FYI the new book "Nymphing The New Way: French leader fishing for trout" is now in stock at UpCountry, and it looks really good. Update: temporarily sold out, but give us your name & phone # and we will call you when it's back in stock (probably early January 2017).

Streamers are still catching fish, especially during low-light conditions- most browns are post-spawn & hungry now, looking to bulk up before winter goes into full effect. Experiment with colors & retrieves to find what's best at any given moment (it changes). I would also try to make your presentations mostly slow & deep due to the cooler water temps, both swinging and slow retrieves are good choices. The hot streamer rig has been a weighted streamer with a soft-hackle or nymph trailed off the hook bend 18" behind . Typically the smaller trailing fly catches most of the trout, but some days the streamer does most of the business. This rig allows you to cover a lot of water and present your nymphs/wets in water that would normally be hard to nymph.

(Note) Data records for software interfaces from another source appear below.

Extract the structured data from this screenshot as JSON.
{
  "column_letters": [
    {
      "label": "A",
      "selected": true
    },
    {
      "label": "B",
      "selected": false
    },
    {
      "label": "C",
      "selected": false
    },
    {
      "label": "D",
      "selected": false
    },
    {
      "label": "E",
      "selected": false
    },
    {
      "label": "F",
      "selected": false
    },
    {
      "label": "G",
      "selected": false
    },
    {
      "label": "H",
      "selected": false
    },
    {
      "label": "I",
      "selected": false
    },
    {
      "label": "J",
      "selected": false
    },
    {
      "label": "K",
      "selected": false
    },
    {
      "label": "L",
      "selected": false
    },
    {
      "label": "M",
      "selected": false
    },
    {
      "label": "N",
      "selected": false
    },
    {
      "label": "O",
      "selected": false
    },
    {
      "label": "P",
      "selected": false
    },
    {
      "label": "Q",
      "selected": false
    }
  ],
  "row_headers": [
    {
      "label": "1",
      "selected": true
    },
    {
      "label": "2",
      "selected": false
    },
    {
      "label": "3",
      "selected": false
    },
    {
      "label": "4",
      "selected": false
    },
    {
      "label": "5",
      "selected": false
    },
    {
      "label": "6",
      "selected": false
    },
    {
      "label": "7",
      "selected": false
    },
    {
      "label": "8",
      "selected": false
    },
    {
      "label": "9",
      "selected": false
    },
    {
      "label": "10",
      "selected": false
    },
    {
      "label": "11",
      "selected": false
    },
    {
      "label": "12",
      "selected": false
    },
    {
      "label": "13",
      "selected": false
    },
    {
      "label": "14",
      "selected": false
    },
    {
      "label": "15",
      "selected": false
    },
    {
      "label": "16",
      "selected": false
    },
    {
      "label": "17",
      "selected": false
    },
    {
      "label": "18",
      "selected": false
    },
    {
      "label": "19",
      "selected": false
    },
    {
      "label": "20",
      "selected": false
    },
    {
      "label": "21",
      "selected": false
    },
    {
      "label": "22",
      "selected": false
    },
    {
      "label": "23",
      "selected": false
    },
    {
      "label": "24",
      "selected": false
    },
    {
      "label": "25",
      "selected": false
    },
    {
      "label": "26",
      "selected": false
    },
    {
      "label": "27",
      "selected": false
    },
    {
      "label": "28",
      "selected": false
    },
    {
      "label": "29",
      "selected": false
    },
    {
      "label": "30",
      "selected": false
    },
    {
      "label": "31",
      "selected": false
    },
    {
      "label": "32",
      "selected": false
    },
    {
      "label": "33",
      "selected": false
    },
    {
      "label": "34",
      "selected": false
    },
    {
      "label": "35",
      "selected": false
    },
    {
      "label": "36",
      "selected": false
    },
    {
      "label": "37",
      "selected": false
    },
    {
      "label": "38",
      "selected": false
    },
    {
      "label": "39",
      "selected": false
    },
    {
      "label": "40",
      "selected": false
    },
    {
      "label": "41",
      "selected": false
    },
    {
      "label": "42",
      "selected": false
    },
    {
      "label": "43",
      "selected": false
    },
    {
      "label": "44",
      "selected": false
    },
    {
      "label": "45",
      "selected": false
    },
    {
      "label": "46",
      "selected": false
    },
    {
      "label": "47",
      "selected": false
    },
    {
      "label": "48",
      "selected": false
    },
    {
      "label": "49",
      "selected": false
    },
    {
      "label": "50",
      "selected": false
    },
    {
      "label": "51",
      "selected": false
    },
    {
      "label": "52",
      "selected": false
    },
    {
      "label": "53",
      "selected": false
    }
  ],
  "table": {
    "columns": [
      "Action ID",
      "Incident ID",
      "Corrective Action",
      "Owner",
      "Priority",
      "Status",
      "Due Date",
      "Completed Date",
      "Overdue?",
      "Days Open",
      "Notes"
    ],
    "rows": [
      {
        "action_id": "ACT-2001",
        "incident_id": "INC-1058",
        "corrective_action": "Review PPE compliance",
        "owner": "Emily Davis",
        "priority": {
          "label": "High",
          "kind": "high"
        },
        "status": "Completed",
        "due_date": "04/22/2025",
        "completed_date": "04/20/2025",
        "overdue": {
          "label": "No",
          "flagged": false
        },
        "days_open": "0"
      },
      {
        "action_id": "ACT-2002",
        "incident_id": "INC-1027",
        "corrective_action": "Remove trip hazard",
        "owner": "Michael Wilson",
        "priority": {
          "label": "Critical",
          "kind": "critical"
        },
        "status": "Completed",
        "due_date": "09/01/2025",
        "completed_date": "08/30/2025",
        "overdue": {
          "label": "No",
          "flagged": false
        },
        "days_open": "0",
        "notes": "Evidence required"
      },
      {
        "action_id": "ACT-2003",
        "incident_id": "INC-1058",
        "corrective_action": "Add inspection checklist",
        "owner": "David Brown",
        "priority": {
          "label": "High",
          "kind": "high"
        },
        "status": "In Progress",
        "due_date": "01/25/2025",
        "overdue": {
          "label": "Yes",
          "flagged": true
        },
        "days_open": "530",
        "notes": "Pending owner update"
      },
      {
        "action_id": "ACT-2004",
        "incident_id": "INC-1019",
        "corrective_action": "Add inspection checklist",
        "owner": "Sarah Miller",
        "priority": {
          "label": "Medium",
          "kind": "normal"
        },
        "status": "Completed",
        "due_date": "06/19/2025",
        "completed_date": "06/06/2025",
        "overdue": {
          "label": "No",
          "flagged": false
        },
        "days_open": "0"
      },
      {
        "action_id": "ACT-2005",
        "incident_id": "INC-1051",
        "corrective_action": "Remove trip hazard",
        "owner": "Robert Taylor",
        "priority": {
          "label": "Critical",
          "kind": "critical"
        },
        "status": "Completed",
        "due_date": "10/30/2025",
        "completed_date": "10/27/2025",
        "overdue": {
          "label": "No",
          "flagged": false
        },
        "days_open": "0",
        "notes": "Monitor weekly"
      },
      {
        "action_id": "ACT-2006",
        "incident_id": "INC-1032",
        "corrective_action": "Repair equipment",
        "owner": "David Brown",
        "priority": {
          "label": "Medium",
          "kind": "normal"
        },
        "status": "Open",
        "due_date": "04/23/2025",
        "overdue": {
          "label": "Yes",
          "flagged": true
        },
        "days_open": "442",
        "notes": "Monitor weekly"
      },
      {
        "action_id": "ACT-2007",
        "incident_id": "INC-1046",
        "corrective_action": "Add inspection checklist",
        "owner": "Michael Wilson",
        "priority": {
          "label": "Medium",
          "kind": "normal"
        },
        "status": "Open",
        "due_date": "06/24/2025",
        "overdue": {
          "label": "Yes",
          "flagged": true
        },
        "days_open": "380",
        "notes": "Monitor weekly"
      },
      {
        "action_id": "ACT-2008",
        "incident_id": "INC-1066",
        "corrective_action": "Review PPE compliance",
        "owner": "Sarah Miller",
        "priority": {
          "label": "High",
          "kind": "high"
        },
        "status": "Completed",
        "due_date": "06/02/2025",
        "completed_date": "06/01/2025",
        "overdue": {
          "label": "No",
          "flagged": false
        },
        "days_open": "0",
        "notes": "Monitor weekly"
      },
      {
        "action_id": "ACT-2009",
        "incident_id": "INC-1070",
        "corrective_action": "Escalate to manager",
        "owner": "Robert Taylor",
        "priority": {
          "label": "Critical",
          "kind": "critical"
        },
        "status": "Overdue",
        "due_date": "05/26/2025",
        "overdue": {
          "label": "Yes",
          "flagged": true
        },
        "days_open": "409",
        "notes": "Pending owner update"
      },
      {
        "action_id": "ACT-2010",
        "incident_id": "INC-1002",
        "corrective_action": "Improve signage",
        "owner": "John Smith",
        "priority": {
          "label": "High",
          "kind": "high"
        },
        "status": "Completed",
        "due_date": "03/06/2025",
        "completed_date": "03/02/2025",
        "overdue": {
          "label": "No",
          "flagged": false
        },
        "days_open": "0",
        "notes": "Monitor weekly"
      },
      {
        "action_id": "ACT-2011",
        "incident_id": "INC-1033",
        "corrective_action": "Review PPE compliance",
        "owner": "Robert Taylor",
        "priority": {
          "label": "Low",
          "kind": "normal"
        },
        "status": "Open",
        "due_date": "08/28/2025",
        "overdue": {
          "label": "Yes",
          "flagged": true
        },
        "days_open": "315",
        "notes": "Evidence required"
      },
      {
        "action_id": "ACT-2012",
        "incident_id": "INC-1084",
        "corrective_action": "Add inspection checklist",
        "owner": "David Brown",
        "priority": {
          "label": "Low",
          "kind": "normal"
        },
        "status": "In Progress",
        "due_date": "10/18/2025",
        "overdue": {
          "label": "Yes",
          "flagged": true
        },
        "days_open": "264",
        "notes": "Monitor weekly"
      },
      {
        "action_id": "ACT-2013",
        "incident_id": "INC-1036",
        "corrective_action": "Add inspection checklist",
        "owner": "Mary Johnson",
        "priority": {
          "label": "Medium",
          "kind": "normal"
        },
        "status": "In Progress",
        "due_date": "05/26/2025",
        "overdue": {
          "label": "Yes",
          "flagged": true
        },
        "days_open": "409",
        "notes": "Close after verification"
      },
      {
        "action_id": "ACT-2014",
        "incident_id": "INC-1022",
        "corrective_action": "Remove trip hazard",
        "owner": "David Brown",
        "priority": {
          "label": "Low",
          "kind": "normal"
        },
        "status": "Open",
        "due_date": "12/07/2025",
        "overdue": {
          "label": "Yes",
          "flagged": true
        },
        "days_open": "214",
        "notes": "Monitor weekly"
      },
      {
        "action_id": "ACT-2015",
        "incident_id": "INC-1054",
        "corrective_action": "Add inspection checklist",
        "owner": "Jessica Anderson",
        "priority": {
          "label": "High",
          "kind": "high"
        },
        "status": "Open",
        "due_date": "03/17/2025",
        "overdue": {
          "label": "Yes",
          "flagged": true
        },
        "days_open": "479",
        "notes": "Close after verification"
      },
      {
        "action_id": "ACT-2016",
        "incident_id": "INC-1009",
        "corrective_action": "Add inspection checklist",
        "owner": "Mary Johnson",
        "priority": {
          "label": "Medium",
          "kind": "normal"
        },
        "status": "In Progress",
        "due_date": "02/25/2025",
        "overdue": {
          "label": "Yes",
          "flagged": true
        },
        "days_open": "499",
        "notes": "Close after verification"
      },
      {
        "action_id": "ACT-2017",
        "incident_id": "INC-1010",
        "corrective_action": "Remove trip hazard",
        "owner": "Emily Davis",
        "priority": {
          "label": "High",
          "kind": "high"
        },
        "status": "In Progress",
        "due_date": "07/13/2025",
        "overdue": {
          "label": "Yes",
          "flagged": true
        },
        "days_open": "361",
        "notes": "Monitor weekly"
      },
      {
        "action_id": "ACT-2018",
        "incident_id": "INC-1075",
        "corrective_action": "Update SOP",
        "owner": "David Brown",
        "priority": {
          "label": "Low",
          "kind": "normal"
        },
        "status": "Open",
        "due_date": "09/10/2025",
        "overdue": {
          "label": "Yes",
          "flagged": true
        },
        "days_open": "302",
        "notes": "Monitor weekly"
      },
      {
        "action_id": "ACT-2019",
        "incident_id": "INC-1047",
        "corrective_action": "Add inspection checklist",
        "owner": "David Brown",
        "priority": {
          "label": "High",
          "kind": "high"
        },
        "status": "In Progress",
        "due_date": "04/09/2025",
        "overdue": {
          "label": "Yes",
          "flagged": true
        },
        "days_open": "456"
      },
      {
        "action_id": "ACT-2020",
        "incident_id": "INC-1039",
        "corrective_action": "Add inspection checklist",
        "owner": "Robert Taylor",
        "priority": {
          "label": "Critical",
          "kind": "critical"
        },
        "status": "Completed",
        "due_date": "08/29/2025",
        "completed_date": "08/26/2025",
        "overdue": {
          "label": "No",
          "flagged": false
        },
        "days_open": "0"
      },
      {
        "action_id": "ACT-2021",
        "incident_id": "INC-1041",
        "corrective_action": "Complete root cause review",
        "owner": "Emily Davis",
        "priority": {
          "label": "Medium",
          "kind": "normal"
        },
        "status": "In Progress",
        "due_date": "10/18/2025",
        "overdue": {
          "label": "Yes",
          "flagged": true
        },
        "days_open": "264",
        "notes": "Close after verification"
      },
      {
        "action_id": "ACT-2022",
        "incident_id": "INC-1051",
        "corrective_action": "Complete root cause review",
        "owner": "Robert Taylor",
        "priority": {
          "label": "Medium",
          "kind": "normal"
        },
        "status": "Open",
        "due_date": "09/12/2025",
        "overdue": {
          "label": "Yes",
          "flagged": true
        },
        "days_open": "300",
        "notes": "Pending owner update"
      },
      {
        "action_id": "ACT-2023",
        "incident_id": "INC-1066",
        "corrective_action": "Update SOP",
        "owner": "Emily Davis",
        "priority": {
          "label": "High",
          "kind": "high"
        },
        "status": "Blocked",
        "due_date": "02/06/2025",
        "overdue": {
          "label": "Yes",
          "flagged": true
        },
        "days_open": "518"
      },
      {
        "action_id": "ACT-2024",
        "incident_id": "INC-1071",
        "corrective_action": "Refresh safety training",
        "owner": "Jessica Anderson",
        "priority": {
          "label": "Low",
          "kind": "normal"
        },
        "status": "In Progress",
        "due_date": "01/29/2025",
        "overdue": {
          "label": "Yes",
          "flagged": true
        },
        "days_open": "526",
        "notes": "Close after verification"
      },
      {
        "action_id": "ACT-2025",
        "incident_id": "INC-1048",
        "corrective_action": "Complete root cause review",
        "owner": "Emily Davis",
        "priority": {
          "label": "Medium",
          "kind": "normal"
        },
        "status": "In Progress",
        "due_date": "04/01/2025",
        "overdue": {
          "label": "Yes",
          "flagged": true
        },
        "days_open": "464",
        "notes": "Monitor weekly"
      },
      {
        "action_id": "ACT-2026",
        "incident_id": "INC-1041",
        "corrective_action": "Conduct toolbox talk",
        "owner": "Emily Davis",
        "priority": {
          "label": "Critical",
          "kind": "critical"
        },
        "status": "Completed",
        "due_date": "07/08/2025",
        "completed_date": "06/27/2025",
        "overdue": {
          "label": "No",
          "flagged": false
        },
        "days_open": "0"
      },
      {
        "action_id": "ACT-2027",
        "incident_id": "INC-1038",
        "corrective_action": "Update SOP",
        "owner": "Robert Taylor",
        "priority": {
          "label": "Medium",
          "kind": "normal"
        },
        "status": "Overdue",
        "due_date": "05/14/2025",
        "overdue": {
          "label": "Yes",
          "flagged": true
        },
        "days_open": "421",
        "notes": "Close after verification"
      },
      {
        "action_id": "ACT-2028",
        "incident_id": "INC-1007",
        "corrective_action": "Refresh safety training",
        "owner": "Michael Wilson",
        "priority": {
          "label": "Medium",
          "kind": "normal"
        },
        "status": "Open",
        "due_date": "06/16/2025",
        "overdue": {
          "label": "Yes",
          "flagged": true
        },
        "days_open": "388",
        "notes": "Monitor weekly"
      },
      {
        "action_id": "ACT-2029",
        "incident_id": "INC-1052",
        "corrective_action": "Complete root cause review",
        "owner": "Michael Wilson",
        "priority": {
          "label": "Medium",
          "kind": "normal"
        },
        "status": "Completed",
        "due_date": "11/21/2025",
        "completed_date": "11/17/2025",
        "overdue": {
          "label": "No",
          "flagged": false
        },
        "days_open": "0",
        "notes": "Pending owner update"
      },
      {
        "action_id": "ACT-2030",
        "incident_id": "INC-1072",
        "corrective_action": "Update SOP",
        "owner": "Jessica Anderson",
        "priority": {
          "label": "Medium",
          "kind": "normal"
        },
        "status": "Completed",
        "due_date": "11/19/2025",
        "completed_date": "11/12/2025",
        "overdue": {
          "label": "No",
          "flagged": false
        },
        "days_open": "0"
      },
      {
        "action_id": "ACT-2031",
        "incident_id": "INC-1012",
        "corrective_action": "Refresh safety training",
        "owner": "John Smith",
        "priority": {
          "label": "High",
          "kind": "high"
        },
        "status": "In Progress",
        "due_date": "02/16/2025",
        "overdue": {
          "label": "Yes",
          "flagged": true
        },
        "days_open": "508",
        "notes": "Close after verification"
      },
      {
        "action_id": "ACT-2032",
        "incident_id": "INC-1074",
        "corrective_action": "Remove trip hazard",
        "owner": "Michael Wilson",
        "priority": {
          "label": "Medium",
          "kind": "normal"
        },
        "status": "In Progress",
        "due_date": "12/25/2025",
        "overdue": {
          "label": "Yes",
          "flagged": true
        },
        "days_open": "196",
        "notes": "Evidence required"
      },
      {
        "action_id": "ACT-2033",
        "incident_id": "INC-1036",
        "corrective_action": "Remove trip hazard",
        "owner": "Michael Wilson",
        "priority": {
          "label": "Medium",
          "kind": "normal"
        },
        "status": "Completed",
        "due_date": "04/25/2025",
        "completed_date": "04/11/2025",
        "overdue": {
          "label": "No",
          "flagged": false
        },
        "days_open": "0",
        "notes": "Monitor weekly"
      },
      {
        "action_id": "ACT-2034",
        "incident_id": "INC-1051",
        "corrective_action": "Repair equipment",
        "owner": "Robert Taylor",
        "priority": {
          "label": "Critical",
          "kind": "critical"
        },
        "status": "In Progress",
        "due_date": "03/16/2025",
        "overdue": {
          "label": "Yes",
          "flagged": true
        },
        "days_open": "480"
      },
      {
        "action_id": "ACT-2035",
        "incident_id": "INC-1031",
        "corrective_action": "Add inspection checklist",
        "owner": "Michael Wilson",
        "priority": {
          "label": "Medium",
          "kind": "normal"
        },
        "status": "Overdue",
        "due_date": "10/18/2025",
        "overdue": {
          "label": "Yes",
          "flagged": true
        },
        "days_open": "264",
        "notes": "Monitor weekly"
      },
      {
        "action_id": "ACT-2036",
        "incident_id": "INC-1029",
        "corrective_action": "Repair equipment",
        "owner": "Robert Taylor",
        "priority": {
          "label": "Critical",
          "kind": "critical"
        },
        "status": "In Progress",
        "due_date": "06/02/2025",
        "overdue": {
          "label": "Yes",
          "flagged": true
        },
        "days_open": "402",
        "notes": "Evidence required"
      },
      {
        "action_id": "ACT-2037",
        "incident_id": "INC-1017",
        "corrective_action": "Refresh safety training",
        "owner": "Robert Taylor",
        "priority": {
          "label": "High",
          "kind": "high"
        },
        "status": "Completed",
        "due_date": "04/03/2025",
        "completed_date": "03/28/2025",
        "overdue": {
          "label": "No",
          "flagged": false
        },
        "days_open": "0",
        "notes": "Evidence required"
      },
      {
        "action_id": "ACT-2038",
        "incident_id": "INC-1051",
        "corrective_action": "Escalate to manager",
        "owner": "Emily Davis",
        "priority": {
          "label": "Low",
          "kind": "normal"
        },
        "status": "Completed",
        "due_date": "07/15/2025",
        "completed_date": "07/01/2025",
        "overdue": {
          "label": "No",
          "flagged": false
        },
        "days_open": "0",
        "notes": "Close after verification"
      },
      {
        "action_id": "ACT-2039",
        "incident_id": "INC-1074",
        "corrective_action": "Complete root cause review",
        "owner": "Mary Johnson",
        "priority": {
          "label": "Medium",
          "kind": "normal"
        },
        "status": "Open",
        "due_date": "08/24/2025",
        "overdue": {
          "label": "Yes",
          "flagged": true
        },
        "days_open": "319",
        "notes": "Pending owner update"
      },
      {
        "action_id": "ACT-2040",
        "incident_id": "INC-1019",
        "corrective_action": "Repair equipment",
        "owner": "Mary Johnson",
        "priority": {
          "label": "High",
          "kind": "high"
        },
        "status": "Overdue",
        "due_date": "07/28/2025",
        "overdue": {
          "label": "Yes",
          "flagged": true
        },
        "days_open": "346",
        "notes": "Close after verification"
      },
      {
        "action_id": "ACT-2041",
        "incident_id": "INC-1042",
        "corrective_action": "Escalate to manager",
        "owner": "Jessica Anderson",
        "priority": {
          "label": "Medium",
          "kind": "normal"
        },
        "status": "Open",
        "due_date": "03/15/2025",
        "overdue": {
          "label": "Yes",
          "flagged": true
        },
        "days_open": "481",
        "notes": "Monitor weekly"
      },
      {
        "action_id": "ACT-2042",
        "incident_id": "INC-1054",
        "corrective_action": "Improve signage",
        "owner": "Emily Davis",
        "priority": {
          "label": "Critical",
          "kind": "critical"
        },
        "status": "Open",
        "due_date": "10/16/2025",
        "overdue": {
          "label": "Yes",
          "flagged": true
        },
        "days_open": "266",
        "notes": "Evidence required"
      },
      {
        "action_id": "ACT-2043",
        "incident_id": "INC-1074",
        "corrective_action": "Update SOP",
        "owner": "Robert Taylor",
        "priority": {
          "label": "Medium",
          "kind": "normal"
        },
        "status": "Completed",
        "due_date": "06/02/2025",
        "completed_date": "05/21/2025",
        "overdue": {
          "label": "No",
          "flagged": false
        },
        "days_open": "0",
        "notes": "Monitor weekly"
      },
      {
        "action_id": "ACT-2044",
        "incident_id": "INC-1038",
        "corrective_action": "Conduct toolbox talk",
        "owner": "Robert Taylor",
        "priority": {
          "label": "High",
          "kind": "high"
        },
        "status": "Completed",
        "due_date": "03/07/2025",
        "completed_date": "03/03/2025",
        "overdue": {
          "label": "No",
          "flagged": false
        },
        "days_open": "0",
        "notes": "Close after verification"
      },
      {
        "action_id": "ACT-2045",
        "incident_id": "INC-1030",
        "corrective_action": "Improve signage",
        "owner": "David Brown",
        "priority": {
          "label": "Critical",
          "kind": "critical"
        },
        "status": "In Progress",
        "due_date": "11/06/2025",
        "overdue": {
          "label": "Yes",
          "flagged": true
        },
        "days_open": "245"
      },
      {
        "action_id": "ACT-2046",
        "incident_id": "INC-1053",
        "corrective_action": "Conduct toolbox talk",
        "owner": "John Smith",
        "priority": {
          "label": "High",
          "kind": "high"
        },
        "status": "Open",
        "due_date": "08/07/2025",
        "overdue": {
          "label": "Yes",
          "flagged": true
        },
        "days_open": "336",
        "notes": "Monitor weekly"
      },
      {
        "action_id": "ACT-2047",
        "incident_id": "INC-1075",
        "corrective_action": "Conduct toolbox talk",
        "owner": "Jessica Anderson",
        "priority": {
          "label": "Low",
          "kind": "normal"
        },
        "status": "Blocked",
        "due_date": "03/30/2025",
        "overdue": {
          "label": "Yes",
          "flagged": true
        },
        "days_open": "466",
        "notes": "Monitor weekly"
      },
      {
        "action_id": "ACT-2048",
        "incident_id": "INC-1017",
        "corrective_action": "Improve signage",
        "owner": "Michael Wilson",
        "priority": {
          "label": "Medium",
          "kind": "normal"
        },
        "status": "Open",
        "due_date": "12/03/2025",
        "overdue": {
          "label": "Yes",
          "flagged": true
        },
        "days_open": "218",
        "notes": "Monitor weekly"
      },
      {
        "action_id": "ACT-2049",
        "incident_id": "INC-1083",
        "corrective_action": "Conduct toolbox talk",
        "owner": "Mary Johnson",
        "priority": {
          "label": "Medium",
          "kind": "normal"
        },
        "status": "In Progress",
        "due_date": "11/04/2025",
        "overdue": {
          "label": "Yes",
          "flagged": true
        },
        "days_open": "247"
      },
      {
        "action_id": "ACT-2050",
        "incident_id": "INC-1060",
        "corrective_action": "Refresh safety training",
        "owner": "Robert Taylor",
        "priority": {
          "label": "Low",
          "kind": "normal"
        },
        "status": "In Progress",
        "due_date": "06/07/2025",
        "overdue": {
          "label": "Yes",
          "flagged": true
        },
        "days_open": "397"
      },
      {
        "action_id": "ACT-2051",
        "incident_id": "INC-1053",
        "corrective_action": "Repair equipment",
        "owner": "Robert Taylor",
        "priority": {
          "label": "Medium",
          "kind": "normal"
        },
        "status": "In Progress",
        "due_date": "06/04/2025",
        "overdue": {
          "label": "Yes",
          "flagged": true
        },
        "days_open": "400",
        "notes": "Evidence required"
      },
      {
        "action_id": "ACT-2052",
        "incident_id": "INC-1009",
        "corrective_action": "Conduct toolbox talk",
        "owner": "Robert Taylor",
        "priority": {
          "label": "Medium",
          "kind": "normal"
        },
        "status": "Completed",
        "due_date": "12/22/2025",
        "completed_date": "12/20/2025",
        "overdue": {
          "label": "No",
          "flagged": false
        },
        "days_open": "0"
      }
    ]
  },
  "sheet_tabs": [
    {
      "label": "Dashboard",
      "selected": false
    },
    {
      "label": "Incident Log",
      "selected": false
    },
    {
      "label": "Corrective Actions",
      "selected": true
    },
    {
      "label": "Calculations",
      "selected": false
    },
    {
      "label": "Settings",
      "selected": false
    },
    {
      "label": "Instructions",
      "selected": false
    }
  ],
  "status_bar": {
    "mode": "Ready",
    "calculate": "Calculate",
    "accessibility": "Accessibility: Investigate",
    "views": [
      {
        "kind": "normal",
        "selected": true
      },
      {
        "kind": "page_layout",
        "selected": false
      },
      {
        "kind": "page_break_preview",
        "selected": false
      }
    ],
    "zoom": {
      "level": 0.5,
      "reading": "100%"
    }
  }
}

Colder water temps typically make nymphs dead-drfited down deep the most consistently effective flies, good patterns include: smaller nymphs sz 16-22 (Midges, Baetis, Quasimodo Pheasant Tails, Hot Spot Attractors, Rainbow Warriors, etc.) and Caddis Pupa sz 16-18 (tan, brown) and Larva sz 14-16 (olive/green). Egg patterns are very effective, so make sure to have some egg flies (small Glo Bugs/Sucker Spawn/Otter Eggs) in your arsenal. Although smaller nymphs have been more consistent than bigger ones, don't rule out Stonefly Nymphs sz 8-14 (brown, golden/yellow, black), sometimes they will pull bigger fish.

The MDC did their fall trout stocking in early November. This batch was stocked in the upper river from the Goodwin/Hogback Dam in Riverton downstream to Whittemore Pool.

The Holidays are now upon us. This season please think of the small businesses that you frequent and support them. UpCountry values your business and has some holiday specials to share with you. Simms Headwater Waders are now $249.99.... $100 off. Hardy Lightweight series reels are now $130.00 for LRHs.....reg price was $249.99. Simms Tee Shirts size large are buy one get one free. We have a limited selection of Simms & Umpqua Packs and Vests 40% off.  In addition to these items, UpCountry will price match just about any sale or deal you can find on the internet.... we appreciate your business and recognize that sometimes a deal will pop up online that you can't resist.... just bring it to our attention.

UpCountry acquired a ton of Simms closeouts that are on sale. There is still a large selection of Men's & Women's: Gore-tex jackets, packs, slings, shirts, pants, tee shirts, and a few shoes/wading boots/waders. Sizes are limited (the Men's is mostly in Large, and the Women's is all in Medium) and there are only a couple of each item so when they are gone they are gone.

We are always looking for good trade-in fly rods and reels to sell on our website. If you are looking for some new equipment we will gladly put the value of your used gear toward new items in our store. Give us a call to make an appointment.... our prices on trade ins are typically higher than found anywhere else.

If you like our fishing report, please consider buying your gear from us. We generally ship the same day, for free anywhere in the country on all but the smallest orders. Our shop can only exist with your patronage.